• Activity:
Return all the data exactly, keeping the pictures out.

• Data to use:
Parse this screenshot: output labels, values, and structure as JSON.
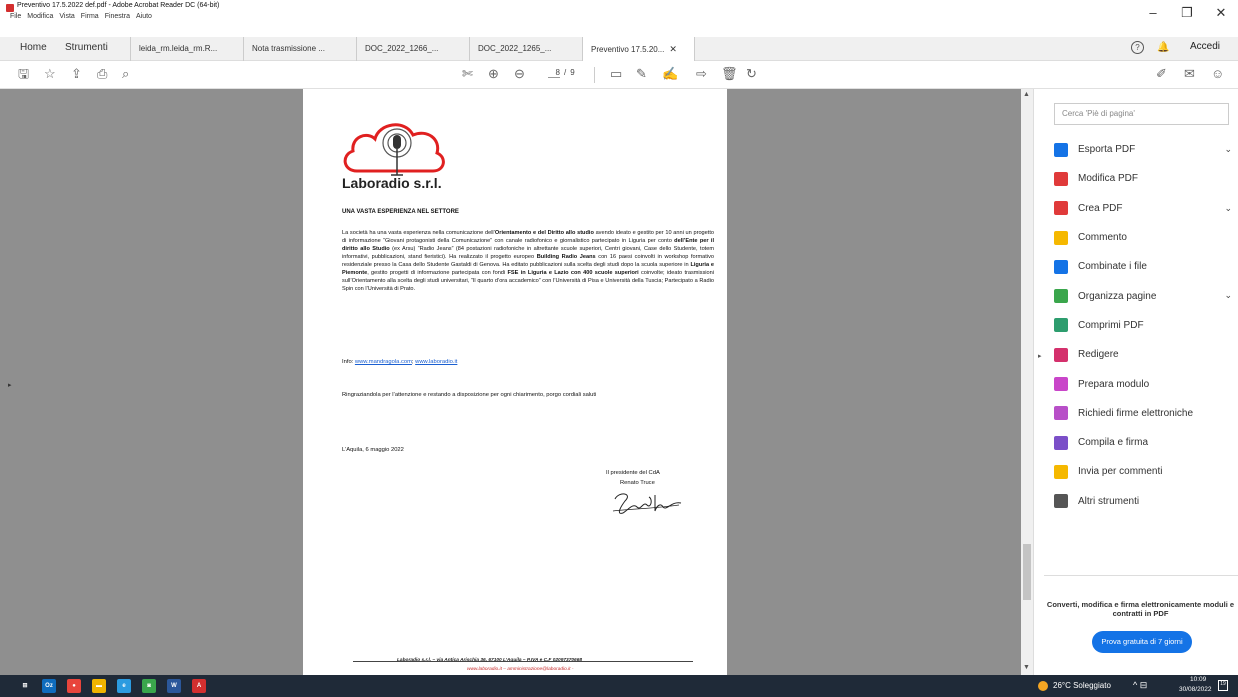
{
  "window": {
    "title": "Preventivo 17.5.2022 def.pdf - Adobe Acrobat Reader DC (64-bit)",
    "menu": [
      "File",
      "Modifica",
      "Vista",
      "Firma",
      "Finestra",
      "Aiuto"
    ],
    "controls": {
      "minimize": "–",
      "maximize": "❐",
      "close": "✕"
    }
  },
  "tabbar": {
    "home": "Home",
    "tools": "Strumenti",
    "tabs": [
      {
        "label": "leida_rm.leida_rm.R..."
      },
      {
        "label": "Nota trasmissione ..."
      },
      {
        "label": "DOC_2022_1266_..."
      },
      {
        "label": "DOC_2022_1265_..."
      },
      {
        "label": "Preventivo 17.5.20..."
      }
    ],
    "help": "?",
    "sign_in": "Accedi"
  },
  "toolbar": {
    "current_page": "8",
    "page_separator": "/",
    "total_pages": "9"
  },
  "document": {
    "brand": "Laboradio s.r.l.",
    "heading": "UNA VASTA ESPERIENZA NEL SETTORE",
    "body": [
      {
        "t": "La società ha una vasta esperienza nella comunicazione dell’",
        "b": false
      },
      {
        "t": "Orientamento e del Diritto allo studio",
        "b": true
      },
      {
        "t": " avendo ideato e gestito per 10 anni un progetto di informazione “Giovani protagonisti della Comunicazione” con canale radiofonico e giornalistico partecipato in Liguria per conto ",
        "b": false
      },
      {
        "t": "dell’Ente per il diritto allo Studio",
        "b": true
      },
      {
        "t": " (ex Arsu) “Radio Jeans” (84 postazioni radiofoniche in altrettante scuole superiori, Centri giovani, Case dello Studente, totem informativi, pubblicazioni, stand fieristici). Ha realizzato il progetto europeo ",
        "b": false
      },
      {
        "t": "Building Radio Jeans",
        "b": true
      },
      {
        "t": " con 16 paesi coinvolti in workshop formativo residenziale presso la Casa dello Studente Gastaldi di Genova. Ha editato pubblicazioni sulla scelta degli studi dopo la scuola superiore in ",
        "b": false
      },
      {
        "t": "Liguria e Piemonte",
        "b": true
      },
      {
        "t": ", gestito progetti di informazione partecipata con fondi ",
        "b": false
      },
      {
        "t": "FSE in Liguria e Lazio con 400 scuole superiori",
        "b": true
      },
      {
        "t": " coinvolte; ideato trasmissioni sull’Orientamento alla scelta degli studi universitari, “Il quarto d’ora accademico” con l’Università di Pisa e Università della Tuscia; Partecipato a Radio Spin con l’Università di Prato.",
        "b": false
      }
    ],
    "info_label": "Info: ",
    "link1": "www.mandragola.com",
    "link_sep": "; ",
    "link2": "www.laboradio.it",
    "thanks": "Ringraziandola per l’attenzione e restando a disposizione per ogni chiarimento, porgo cordiali saluti",
    "place_date": "L’Aquila, 6 maggio 2022",
    "president_title": "Il presidente del CdA",
    "president_name": "Renato Truce",
    "footer_line1": "Laboradio s.r.l. – via Antica Arischia 36, 67100 L’Aquila – P.IVA e C.F 02097370668",
    "footer_line2": "www.laboradio.it – amministrazione@laboradio.it -"
  },
  "right_panel": {
    "search_placeholder": "Cerca 'Piè di pagina'",
    "tools": [
      {
        "label": "Esporta PDF",
        "icon": "export-pdf-icon",
        "color": "#1473e6",
        "chevron": "⌄"
      },
      {
        "label": "Modifica PDF",
        "icon": "edit-pdf-icon",
        "color": "#e03a3a",
        "chevron": ""
      },
      {
        "label": "Crea PDF",
        "icon": "create-pdf-icon",
        "color": "#e03a3a",
        "chevron": "⌄"
      },
      {
        "label": "Commento",
        "icon": "comment-icon",
        "color": "#f5b800",
        "chevron": ""
      },
      {
        "label": "Combinate i file",
        "icon": "combine-files-icon",
        "color": "#1473e6",
        "chevron": ""
      },
      {
        "label": "Organizza pagine",
        "icon": "organize-pages-icon",
        "color": "#3aa64c",
        "chevron": "⌄"
      },
      {
        "label": "Comprimi PDF",
        "icon": "compress-pdf-icon",
        "color": "#2d9d6e",
        "chevron": ""
      },
      {
        "label": "Redigere",
        "icon": "redact-icon",
        "color": "#d4306c",
        "chevron": ""
      },
      {
        "label": "Prepara modulo",
        "icon": "prepare-form-icon",
        "color": "#c945c9",
        "chevron": ""
      },
      {
        "label": "Richiedi firme elettroniche",
        "icon": "request-signatures-icon",
        "color": "#b84fc8",
        "chevron": ""
      },
      {
        "label": "Compila e firma",
        "icon": "fill-sign-icon",
        "color": "#7b4fc8",
        "chevron": ""
      },
      {
        "label": "Invia per commenti",
        "icon": "send-comments-icon",
        "color": "#f5b800",
        "chevron": ""
      },
      {
        "label": "Altri strumenti",
        "icon": "more-tools-icon",
        "color": "#555555",
        "chevron": ""
      }
    ],
    "promo_text": "Converti, modifica e firma elettronicamente moduli e contratti in PDF",
    "trial_button": "Prova gratuita di 7 giorni"
  },
  "taskbar": {
    "apps": [
      {
        "name": "start-icon",
        "label": "⊞",
        "color": "#1f2a38"
      },
      {
        "name": "outlook-icon",
        "label": "Oz",
        "color": "#0f6cbd"
      },
      {
        "name": "chrome-icon",
        "label": "●",
        "color": "#e8453c"
      },
      {
        "name": "file-explorer-icon",
        "label": "▬",
        "color": "#f0b400"
      },
      {
        "name": "edge-icon",
        "label": "e",
        "color": "#2c9be0"
      },
      {
        "name": "app-green-icon",
        "label": "◙",
        "color": "#3aa64c"
      },
      {
        "name": "word-icon",
        "label": "W",
        "color": "#2b579a"
      },
      {
        "name": "acrobat-icon",
        "label": "A",
        "color": "#d32f2f"
      }
    ],
    "weather": "26°C Soleggiato",
    "tray": "^ ⊟",
    "time": "10:09",
    "date": "30/08/2022",
    "notifications": "19"
  }
}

• Written answer:
Parse this screenshot: output labels, values, and structure as JSON.
{
  "window": {
    "title": "Preventivo 17.5.2022 def.pdf - Adobe Acrobat Reader DC (64-bit)",
    "menu": [
      "File",
      "Modifica",
      "Vista",
      "Firma",
      "Finestra",
      "Aiuto"
    ],
    "controls": {
      "minimize": "–",
      "maximize": "❐",
      "close": "✕"
    }
  },
  "tabbar": {
    "home": "Home",
    "tools": "Strumenti",
    "tabs": [
      {
        "label": "leida_rm.leida_rm.R..."
      },
      {
        "label": "Nota trasmissione ..."
      },
      {
        "label": "DOC_2022_1266_..."
      },
      {
        "label": "DOC_2022_1265_..."
      },
      {
        "label": "Preventivo 17.5.20..."
      }
    ],
    "help": "?",
    "sign_in": "Accedi"
  },
  "toolbar": {
    "current_page": "8",
    "page_separator": "/",
    "total_pages": "9"
  },
  "document": {
    "brand": "Laboradio s.r.l.",
    "heading": "UNA VASTA ESPERIENZA NEL SETTORE",
    "body": [
      {
        "t": "La società ha una vasta esperienza nella comunicazione dell’",
        "b": false
      },
      {
        "t": "Orientamento e del Diritto allo studio",
        "b": true
      },
      {
        "t": " avendo ideato e gestito per 10 anni un progetto di informazione “Giovani protagonisti della Comunicazione” con canale radiofonico e giornalistico partecipato in Liguria per conto ",
        "b": false
      },
      {
        "t": "dell’Ente per il diritto allo Studio",
        "b": true
      },
      {
        "t": " (ex Arsu) “Radio Jeans” (84 postazioni radiofoniche in altrettante scuole superiori, Centri giovani, Case dello Studente, totem informativi, pubblicazioni, stand fieristici). Ha realizzato il progetto europeo ",
        "b": false
      },
      {
        "t": "Building Radio Jeans",
        "b": true
      },
      {
        "t": " con 16 paesi coinvolti in workshop formativo residenziale presso la Casa dello Studente Gastaldi di Genova. Ha editato pubblicazioni sulla scelta degli studi dopo la scuola superiore in ",
        "b": false
      },
      {
        "t": "Liguria e Piemonte",
        "b": true
      },
      {
        "t": ", gestito progetti di informazione partecipata con fondi ",
        "b": false
      },
      {
        "t": "FSE in Liguria e Lazio con 400 scuole superiori",
        "b": true
      },
      {
        "t": " coinvolte; ideato trasmissioni sull’Orientamento alla scelta degli studi universitari, “Il quarto d’ora accademico” con l’Università di Pisa e Università della Tuscia; Partecipato a Radio Spin con l’Università di Prato.",
        "b": false
      }
    ],
    "info_label": "Info: ",
    "link1": "www.mandragola.com",
    "link_sep": "; ",
    "link2": "www.laboradio.it",
    "thanks": "Ringraziandola per l’attenzione e restando a disposizione per ogni chiarimento, porgo cordiali saluti",
    "place_date": "L’Aquila, 6 maggio 2022",
    "president_title": "Il presidente del CdA",
    "president_name": "Renato Truce",
    "footer_line1": "Laboradio s.r.l. – via Antica Arischia 36, 67100 L’Aquila – P.IVA e C.F 02097370668",
    "footer_line2": "www.laboradio.it – amministrazione@laboradio.it -"
  },
  "right_panel": {
    "search_placeholder": "Cerca 'Piè di pagina'",
    "tools": [
      {
        "label": "Esporta PDF",
        "icon": "export-pdf-icon",
        "color": "#1473e6",
        "chevron": "⌄"
      },
      {
        "label": "Modifica PDF",
        "icon": "edit-pdf-icon",
        "color": "#e03a3a",
        "chevron": ""
      },
      {
        "label": "Crea PDF",
        "icon": "create-pdf-icon",
        "color": "#e03a3a",
        "chevron": "⌄"
      },
      {
        "label": "Commento",
        "icon": "comment-icon",
        "color": "#f5b800",
        "chevron": ""
      },
      {
        "label": "Combinate i file",
        "icon": "combine-files-icon",
        "color": "#1473e6",
        "chevron": ""
      },
      {
        "label": "Organizza pagine",
        "icon": "organize-pages-icon",
        "color": "#3aa64c",
        "chevron": "⌄"
      },
      {
        "label": "Comprimi PDF",
        "icon": "compress-pdf-icon",
        "color": "#2d9d6e",
        "chevron": ""
      },
      {
        "label": "Redigere",
        "icon": "redact-icon",
        "color": "#d4306c",
        "chevron": ""
      },
      {
        "label": "Prepara modulo",
        "icon": "prepare-form-icon",
        "color": "#c945c9",
        "chevron": ""
      },
      {
        "label": "Richiedi firme elettroniche",
        "icon": "request-signatures-icon",
        "color": "#b84fc8",
        "chevron": ""
      },
      {
        "label": "Compila e firma",
        "icon": "fill-sign-icon",
        "color": "#7b4fc8",
        "chevron": ""
      },
      {
        "label": "Invia per commenti",
        "icon": "send-comments-icon",
        "color": "#f5b800",
        "chevron": ""
      },
      {
        "label": "Altri strumenti",
        "icon": "more-tools-icon",
        "color": "#555555",
        "chevron": ""
      }
    ],
    "promo_text": "Converti, modifica e firma elettronicamente moduli e contratti in PDF",
    "trial_button": "Prova gratuita di 7 giorni"
  },
  "taskbar": {
    "apps": [
      {
        "name": "start-icon",
        "label": "⊞",
        "color": "#1f2a38"
      },
      {
        "name": "outlook-icon",
        "label": "Oz",
        "color": "#0f6cbd"
      },
      {
        "name": "chrome-icon",
        "label": "●",
        "color": "#e8453c"
      },
      {
        "name": "file-explorer-icon",
        "label": "▬",
        "color": "#f0b400"
      },
      {
        "name": "edge-icon",
        "label": "e",
        "color": "#2c9be0"
      },
      {
        "name": "app-green-icon",
        "label": "◙",
        "color": "#3aa64c"
      },
      {
        "name": "word-icon",
        "label": "W",
        "color": "#2b579a"
      },
      {
        "name": "acrobat-icon",
        "label": "A",
        "color": "#d32f2f"
      }
    ],
    "weather": "26°C Soleggiato",
    "tray": "^ ⊟",
    "time": "10:09",
    "date": "30/08/2022",
    "notifications": "19"
  }
}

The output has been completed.